One of Courtin-Clarins's easiest recommendations for cultivating that optimism? “Being optimistic is something you have to work at every day,” he says. And to do that, “give yourself something good three times a day.”

These can be simple things that nonetheless tremendously help with our wellbeing: cooking, journaling, giving a loved one a hug for 30 seconds, a bath, enjoying a coffee without doing anything else (in solitude or practicing fika, the Swedish custom of stopping for coffee in the company of friends or family).

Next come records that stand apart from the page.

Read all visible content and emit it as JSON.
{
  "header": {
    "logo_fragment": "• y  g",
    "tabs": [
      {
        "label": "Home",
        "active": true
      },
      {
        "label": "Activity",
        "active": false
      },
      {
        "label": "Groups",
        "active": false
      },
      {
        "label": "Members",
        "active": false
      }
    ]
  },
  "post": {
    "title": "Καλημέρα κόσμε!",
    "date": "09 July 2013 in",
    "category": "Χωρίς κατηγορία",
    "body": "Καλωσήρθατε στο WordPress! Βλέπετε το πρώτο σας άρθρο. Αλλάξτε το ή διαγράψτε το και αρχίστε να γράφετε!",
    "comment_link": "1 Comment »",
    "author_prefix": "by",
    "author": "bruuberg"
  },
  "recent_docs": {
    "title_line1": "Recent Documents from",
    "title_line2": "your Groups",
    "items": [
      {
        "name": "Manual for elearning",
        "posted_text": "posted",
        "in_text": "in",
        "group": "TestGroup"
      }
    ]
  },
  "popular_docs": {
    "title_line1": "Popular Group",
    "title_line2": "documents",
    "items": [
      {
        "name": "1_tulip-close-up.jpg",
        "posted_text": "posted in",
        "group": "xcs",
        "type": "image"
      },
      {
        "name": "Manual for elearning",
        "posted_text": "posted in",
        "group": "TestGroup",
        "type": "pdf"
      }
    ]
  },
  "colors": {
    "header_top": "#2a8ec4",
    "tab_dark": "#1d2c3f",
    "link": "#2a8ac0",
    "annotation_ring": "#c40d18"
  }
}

Or maybe it's dancing “for three minutes to your favourite song,” a Courtin-Clarins recommendation based on the philosophy of Florence Servan-Schreiber and her book 3 Buzzes a Day: How to Activate Your Optimism to Be Happier. He sums her method up as this: “Write down, think about, and remember three [good] things that happened during the day. This brightens your thoughts and encourages you to see the glass as half full. It changes the way you see things from day to day and stimulates the secretion of feel-good molecules.”

How to cultivate optimism (and boost dopamine and other feel-good hormones)

So there you have it: A simple way to generate dopamine is to remind yourself of something good three times a day; then, before you go to bed, write, think about, and remember what those three things were.

Easy, but something you must consistently work at. This important detail in the book comes from one of the interviews Cortin-Clarins has with Catherine Testa, founder of L'Optimisme.com. “All studies agree that between 30% and 50% of personality traits are biologically determined,” says Testa. “This means that 50% to 70% of these traits can be acquired and worked on throughout our lives.”

So while our environment and the people around us have an influence, Testa argues that we can also take measures to be more optimistic. And in doing so, our gestures and habits can stimulate hormones like oxytocin (related to feelings of security and confidence in social relationships), serotonin (linked to emotions and mood), endorphins (which causes feelings of euphoria and prevents stress and pain), and dopamine. The latter “is responsible for feelings of motivation and reward. It promotes a feeling of pleasure,” Courtin-Clarins explains. We often call them the feel-good hormones, though experts say they're really neurotransmitters associated with mood regulation, a sense of well-being, and reduced anxiety. In the specific case of dopamine, it's a neurotransmitter that provokes a quick sensation of pleasure that's energising and stimulating.

And yes, it is possible to generate them on our own. “When someone asks me if there is a recipe for happiness, I usually say that to be happy you have to be optimistic and draw on your own resources,” says Courtin-Clarins.

A cheat code for increasing dopamine

When looking for those three highs a day that activate our wellbeing, there's one that never fails: laughter. It's been proved that both natural and voluntary laughter generates dopamine.

This is how psychologist Lourdes Ramón, from Clínica Palasiet, explains it to us: “The insula, which is one of the parts of the brain most involved in identity, is activated when we see someone smile or when we smile ourselves. We see the power that a smile has on us, because the brain dedicates a large number of neurons to the face. When we smile, there is an increase in endorphins, neuropeptides, dopamine, and serotonin. These hormones when acting together are able to decrease stress, lower heart rate, increase productivity, and reduce anxiety.”

This feature originally appeared on Vogue Spain.